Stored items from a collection
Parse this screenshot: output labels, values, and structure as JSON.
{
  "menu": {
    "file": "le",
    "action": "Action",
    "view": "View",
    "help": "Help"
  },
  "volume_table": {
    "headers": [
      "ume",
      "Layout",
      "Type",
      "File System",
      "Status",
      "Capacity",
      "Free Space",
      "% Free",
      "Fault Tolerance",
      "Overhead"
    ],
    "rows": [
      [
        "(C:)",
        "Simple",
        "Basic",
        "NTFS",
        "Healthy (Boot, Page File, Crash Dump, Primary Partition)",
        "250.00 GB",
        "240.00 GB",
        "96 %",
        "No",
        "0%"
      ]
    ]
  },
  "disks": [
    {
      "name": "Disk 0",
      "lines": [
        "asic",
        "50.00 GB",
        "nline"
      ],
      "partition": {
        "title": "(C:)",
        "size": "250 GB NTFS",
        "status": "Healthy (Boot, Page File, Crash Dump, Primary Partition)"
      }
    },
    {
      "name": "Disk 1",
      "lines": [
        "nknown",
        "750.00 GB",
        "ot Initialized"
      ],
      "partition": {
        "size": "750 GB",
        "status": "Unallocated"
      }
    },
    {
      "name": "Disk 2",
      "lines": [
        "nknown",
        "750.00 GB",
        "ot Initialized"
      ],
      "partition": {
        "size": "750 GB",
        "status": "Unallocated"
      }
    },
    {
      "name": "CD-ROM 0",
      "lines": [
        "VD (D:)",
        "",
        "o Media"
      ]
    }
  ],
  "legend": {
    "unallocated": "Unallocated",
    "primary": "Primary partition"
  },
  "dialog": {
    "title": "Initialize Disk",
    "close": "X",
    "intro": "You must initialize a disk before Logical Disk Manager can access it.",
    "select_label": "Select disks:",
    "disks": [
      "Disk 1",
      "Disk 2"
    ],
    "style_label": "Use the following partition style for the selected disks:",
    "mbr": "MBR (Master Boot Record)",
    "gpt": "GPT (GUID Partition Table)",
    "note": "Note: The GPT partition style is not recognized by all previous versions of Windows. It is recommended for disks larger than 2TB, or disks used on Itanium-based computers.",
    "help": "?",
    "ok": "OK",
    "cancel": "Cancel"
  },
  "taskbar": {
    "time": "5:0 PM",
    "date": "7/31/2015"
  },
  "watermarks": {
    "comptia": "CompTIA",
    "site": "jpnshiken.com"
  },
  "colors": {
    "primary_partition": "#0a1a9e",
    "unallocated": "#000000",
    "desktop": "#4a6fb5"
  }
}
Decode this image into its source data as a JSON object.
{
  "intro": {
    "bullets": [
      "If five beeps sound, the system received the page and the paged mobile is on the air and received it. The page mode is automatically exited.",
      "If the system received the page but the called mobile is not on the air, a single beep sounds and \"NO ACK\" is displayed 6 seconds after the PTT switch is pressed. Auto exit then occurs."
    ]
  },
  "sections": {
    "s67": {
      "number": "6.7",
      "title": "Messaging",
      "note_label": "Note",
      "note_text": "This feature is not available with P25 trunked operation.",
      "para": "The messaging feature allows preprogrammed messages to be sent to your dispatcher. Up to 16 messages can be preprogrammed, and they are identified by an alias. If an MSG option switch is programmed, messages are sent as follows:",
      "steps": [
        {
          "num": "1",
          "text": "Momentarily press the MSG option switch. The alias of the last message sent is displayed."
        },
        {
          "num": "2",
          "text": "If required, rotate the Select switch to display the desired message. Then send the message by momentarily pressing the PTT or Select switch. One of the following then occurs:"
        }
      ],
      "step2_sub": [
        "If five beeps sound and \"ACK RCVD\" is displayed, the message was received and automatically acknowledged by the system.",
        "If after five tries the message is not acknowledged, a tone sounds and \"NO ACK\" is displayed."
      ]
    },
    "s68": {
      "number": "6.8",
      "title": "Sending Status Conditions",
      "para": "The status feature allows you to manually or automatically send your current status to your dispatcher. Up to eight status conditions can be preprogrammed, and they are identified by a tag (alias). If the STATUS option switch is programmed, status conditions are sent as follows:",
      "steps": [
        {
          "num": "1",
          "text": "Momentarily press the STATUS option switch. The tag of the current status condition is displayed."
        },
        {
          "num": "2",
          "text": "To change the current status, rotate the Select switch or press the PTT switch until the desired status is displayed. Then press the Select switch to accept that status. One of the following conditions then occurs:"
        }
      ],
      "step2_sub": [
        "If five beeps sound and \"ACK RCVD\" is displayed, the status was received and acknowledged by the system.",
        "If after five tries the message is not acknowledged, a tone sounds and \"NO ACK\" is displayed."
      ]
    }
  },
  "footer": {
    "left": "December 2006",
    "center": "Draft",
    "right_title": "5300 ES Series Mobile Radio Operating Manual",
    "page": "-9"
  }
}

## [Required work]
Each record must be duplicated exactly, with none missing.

## [Exercise result]
Parse this screenshot: output labels, values, and structure as JSON.
{
  "menu": {
    "file": "le",
    "action": "Action",
    "view": "View",
    "help": "Help"
  },
  "volume_table": {
    "headers": [
      "ume",
      "Layout",
      "Type",
      "File System",
      "Status",
      "Capacity",
      "Free Space",
      "% Free",
      "Fault Tolerance",
      "Overhead"
    ],
    "rows": [
      [
        "(C:)",
        "Simple",
        "Basic",
        "NTFS",
        "Healthy (Boot, Page File, Crash Dump, Primary Partition)",
        "250.00 GB",
        "240.00 GB",
        "96 %",
        "No",
        "0%"
      ]
    ]
  },
  "disks": [
    {
      "name": "Disk 0",
      "lines": [
        "asic",
        "50.00 GB",
        "nline"
      ],
      "partition": {
        "title": "(C:)",
        "size": "250 GB NTFS",
        "status": "Healthy (Boot, Page File, Crash Dump, Primary Partition)"
      }
    },
    {
      "name": "Disk 1",
      "lines": [
        "nknown",
        "750.00 GB",
        "ot Initialized"
      ],
      "partition": {
        "size": "750 GB",
        "status": "Unallocated"
      }
    },
    {
      "name": "Disk 2",
      "lines": [
        "nknown",
        "750.00 GB",
        "ot Initialized"
      ],
      "partition": {
        "size": "750 GB",
        "status": "Unallocated"
      }
    },
    {
      "name": "CD-ROM 0",
      "lines": [
        "VD (D:)",
        "",
        "o Media"
      ]
    }
  ],
  "legend": {
    "unallocated": "Unallocated",
    "primary": "Primary partition"
  },
  "dialog": {
    "title": "Initialize Disk",
    "close": "X",
    "intro": "You must initialize a disk before Logical Disk Manager can access it.",
    "select_label": "Select disks:",
    "disks": [
      "Disk 1",
      "Disk 2"
    ],
    "style_label": "Use the following partition style for the selected disks:",
    "mbr": "MBR (Master Boot Record)",
    "gpt": "GPT (GUID Partition Table)",
    "note": "Note: The GPT partition style is not recognized by all previous versions of Windows. It is recommended for disks larger than 2TB, or disks used on Itanium-based computers.",
    "help": "?",
    "ok": "OK",
    "cancel": "Cancel"
  },
  "taskbar": {
    "time": "5:0 PM",
    "date": "7/31/2015"
  },
  "watermarks": {
    "comptia": "CompTIA",
    "site": "jpnshiken.com"
  },
  "colors": {
    "primary_partition": "#0a1a9e",
    "unallocated": "#000000",
    "desktop": "#4a6fb5"
  }
}
Decode this image into its source data as a JSON object.
{
  "intro": {
    "bullets": [
      "If five beeps sound, the system received the page and the paged mobile is on the air and received it. The page mode is automatically exited.",
      "If the system received the page but the called mobile is not on the air, a single beep sounds and \"NO ACK\" is displayed 6 seconds after the PTT switch is pressed. Auto exit then occurs."
    ]
  },
  "sections": {
    "s67": {
      "number": "6.7",
      "title": "Messaging",
      "note_label": "Note",
      "note_text": "This feature is not available with P25 trunked operation.",
      "para": "The messaging feature allows preprogrammed messages to be sent to your dispatcher. Up to 16 messages can be preprogrammed, and they are identified by an alias. If an MSG option switch is programmed, messages are sent as follows:",
      "steps": [
        {
          "num": "1",
          "text": "Momentarily press the MSG option switch. The alias of the last message sent is displayed."
        },
        {
          "num": "2",
          "text": "If required, rotate the Select switch to display the desired message. Then send the message by momentarily pressing the PTT or Select switch. One of the following then occurs:"
        }
      ],
      "step2_sub": [
        "If five beeps sound and \"ACK RCVD\" is displayed, the message was received and automatically acknowledged by the system.",
        "If after five tries the message is not acknowledged, a tone sounds and \"NO ACK\" is displayed."
      ]
    },
    "s68": {
      "number": "6.8",
      "title": "Sending Status Conditions",
      "para": "The status feature allows you to manually or automatically send your current status to your dispatcher. Up to eight status conditions can be preprogrammed, and they are identified by a tag (alias). If the STATUS option switch is programmed, status conditions are sent as follows:",
      "steps": [
        {
          "num": "1",
          "text": "Momentarily press the STATUS option switch. The tag of the current status condition is displayed."
        },
        {
          "num": "2",
          "text": "To change the current status, rotate the Select switch or press the PTT switch until the desired status is displayed. Then press the Select switch to accept that status. One of the following conditions then occurs:"
        }
      ],
      "step2_sub": [
        "If five beeps sound and \"ACK RCVD\" is displayed, the status was received and acknowledged by the system.",
        "If after five tries the message is not acknowledged, a tone sounds and \"NO ACK\" is displayed."
      ]
    }
  },
  "footer": {
    "left": "December 2006",
    "center": "Draft",
    "right_title": "5300 ES Series Mobile Radio Operating Manual",
    "page": "-9"
  }
}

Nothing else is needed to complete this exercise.